- Prioritizing rebuilding social capital and culture.
- Rethinking the employee experience to compete for the best and most diverse talent.[ix]
I highly recommend that everyone read and apply the advice given by my colleague, Janet Cornell, in her excellent article posted earlier this week: The Court Leader – Be an Operations Whisperer.”[x] Transitioning to a widespread hybrid workplace will be greatly enhanced when court leaders pay particular attention to these actions: know operations as best you can to ensure what you do is appropriate; keep communication lines open with everyone; use performance measures to assess and readjust as needed; be a curious leader who asks questions and listens to answers, and apply sound leadership actions across the board.
Finally, I do recognize that not all courts are the same, and that the use of hybrid work will be used to greater or lesser degrees. For instance, a rural court that has very few employees (and may not even have a resident judge in some counties, like where I worked in my first job as a District Administrator in Wisconsin) may only infrequently use remote work aside from emergencies. On the other hand, a large, urban court with hundreds of employees and dozens of judges should, in my opinion, be actively working to implement widespread hybrid work. As with almost anything, a hybrid workplace plan must reflect the operations and needs of the court and the public it serves.[xi]
As always, I invite comments, especially about how courts are already using or planning to implement hybrid work.
[i] Unfortunately, reductions of infections and deaths are not universal, and in fact, we are currently experiencing a “third wave” of infections in many parts of the world. If so, it will take much longer for a return to “normality.”
[vi] During the pandemic, remote staff have been digitally siloed, with a lack of engagement; also, the mental health of workers in general has deteriorated (Fact Tank – News In Numbers | Pew Research Center)

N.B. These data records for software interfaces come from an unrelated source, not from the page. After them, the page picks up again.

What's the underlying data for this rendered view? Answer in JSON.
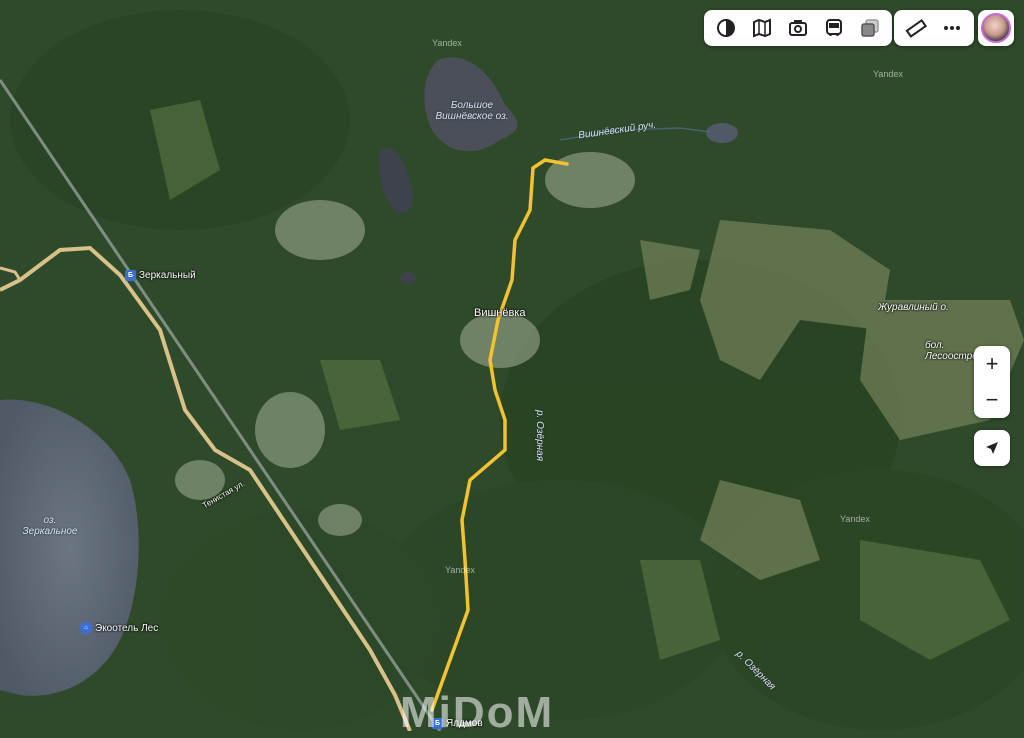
{
  "map": {
    "labels": {
      "lake_big": "Большое Вишнёвское оз.",
      "stream": "Вишнёвский руч.",
      "village": "Вишнёвка",
      "river_ozernaya_1": "р. Озёрная",
      "river_ozernaya_2": "р. Озёрная",
      "lake_zhuravliny": "Журавлиный о.",
      "bog": "бол. Лесоостровск",
      "lake_zerkalnoe": "оз. Зеркальное",
      "street": "Тенистая ул."
    },
    "pois": {
      "station_zerkalny": "Зеркальный",
      "station_yalamov": "Ялдмов",
      "ecohotel": "Экоотель Лес"
    },
    "watermark_provider": "Yandex",
    "site_watermark": "MiDoM"
  },
  "toolbar": {
    "layers": [
      "layers-icon",
      "panorama-map-icon",
      "camera-icon",
      "bus-icon",
      "stack-icon"
    ],
    "tools": [
      "ruler-icon",
      "more-icon"
    ]
  },
  "controls": {
    "zoom_in": "+",
    "zoom_out": "−"
  },
  "colors": {
    "route": "#f2c230",
    "road": "#d9c18a",
    "forest": "#2e4a28",
    "water": "#5e6b78"
  }
}
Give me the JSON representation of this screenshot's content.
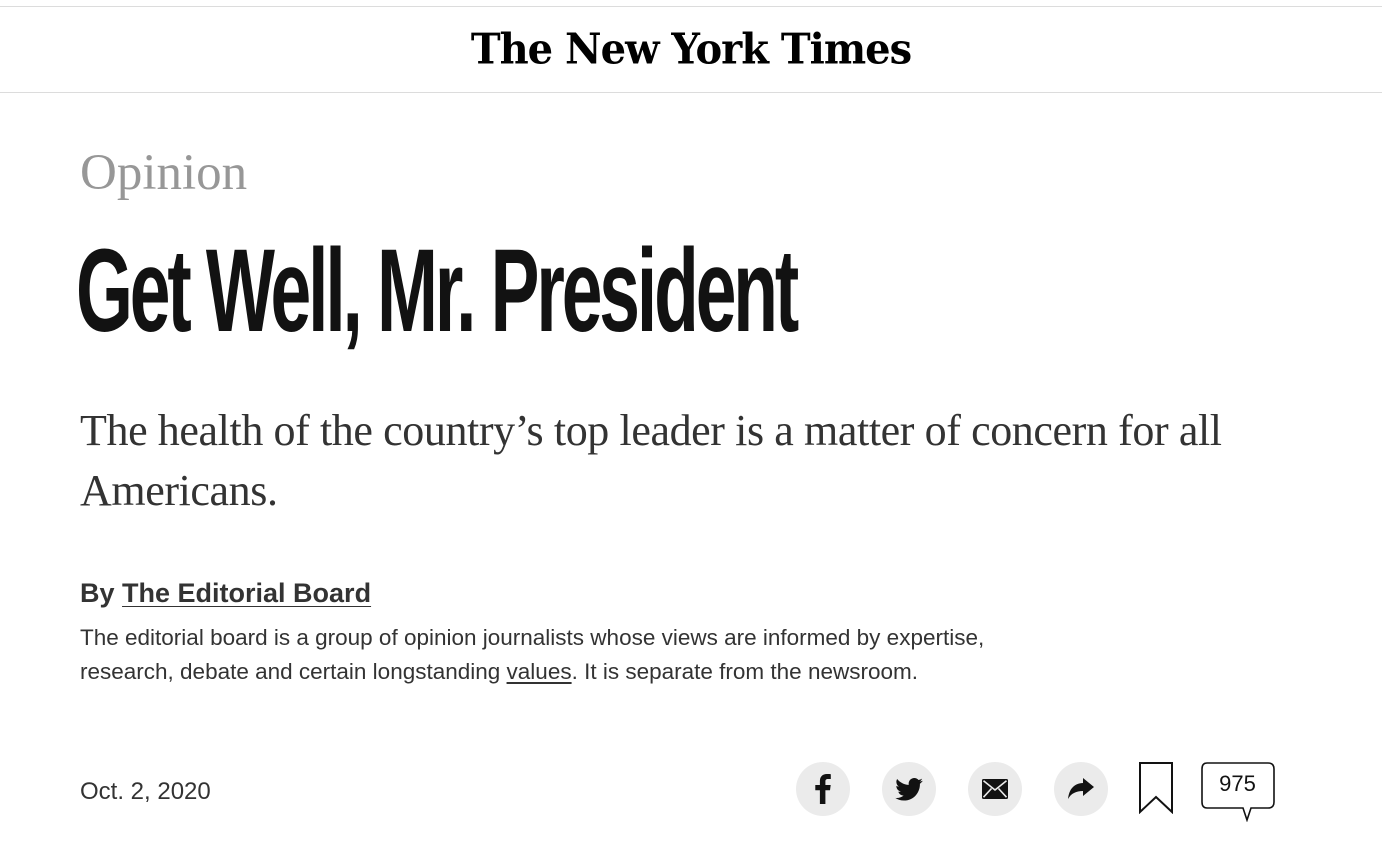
{
  "masthead": {
    "logo_text": "The New York Times"
  },
  "article": {
    "kicker": "Opinion",
    "headline": "Get Well, Mr. President",
    "summary": "The health of the country’s top leader is a matter of concern for all Americans.",
    "byline_prefix": "By",
    "byline_author": "The Editorial Board",
    "bio_before_link": "The editorial board is a group of opinion journalists whose views are informed by expertise, research, debate and certain longstanding ",
    "bio_link": "values",
    "bio_after_link": ". It is separate from the newsroom.",
    "date": "Oct. 2, 2020"
  },
  "toolbar": {
    "facebook_icon": "facebook-icon",
    "twitter_icon": "twitter-icon",
    "email_icon": "email-icon",
    "share_icon": "share-arrow-icon",
    "bookmark_icon": "bookmark-icon",
    "comment_count": "975"
  },
  "colors": {
    "text": "#121212",
    "kicker": "#979797",
    "button_bg": "#ebebeb",
    "rule": "#dcdcdc"
  }
}
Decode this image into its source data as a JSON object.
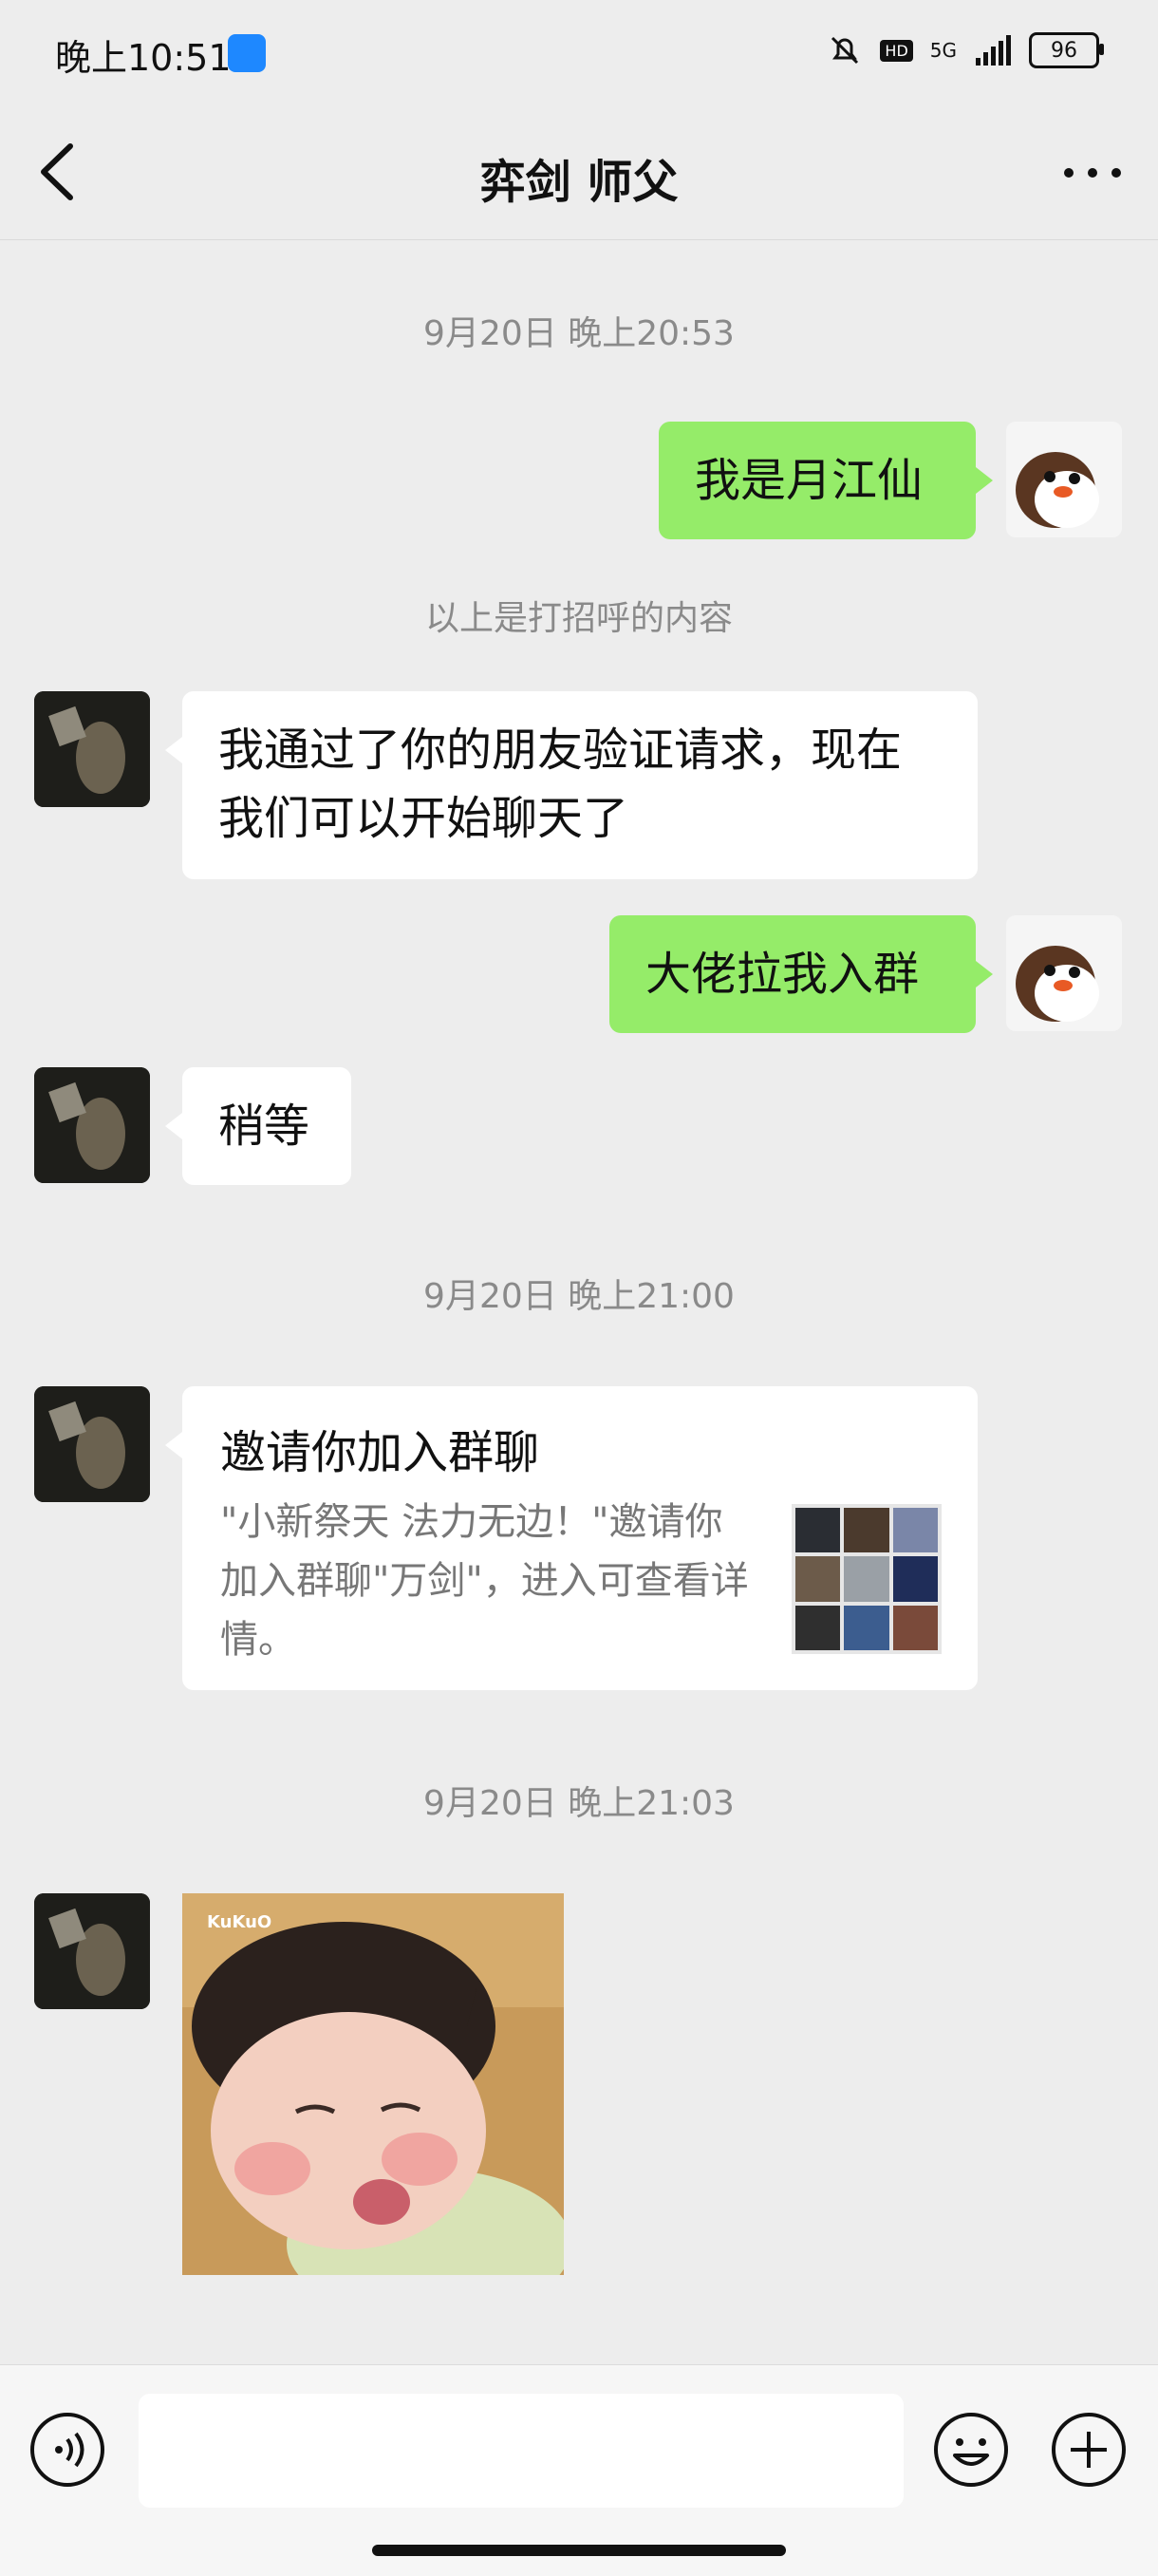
{
  "status_bar": {
    "time": "晚上10:51",
    "battery": "96",
    "network": "5G",
    "hd": "HD"
  },
  "header": {
    "title": "弈剑  师父",
    "back_icon": "chevron-left-icon",
    "more_icon": "more-dots-icon"
  },
  "messages": {
    "ts1": "9月20日 晚上20:53",
    "m1": "我是月江仙",
    "sys": "以上是打招呼的内容",
    "m2": "我通过了你的朋友验证请求，现在我们可以开始聊天了",
    "m3": "大佬拉我入群",
    "m4": "稍等",
    "ts2": "9月20日 晚上21:00",
    "card_title": "邀请你加入群聊",
    "card_desc": "\"小新祭天 法力无边！\"邀请你加入群聊\"万剑\"，进入可查看详情。",
    "ts3": "9月20日 晚上21:03",
    "sticker_text": "KuKuO"
  },
  "input_bar": {
    "voice_icon": "voice-icon",
    "emoji_icon": "emoji-icon",
    "plus_icon": "plus-icon"
  },
  "colors": {
    "self_bubble": "#95ec69",
    "other_bubble": "#ffffff",
    "background": "#ededed"
  }
}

[xi] For an example of how one organization created a detailed hybrid work schedule, including rotating virtual workers and a day when essentially all staff are in the office, see Guide to Creating a Unique, Hybrid Remote Work Schedule – R3 – Rotational Regional Remote – ChurnZero
Remote work image source: Requirements for Remote Office (techwiseit.com)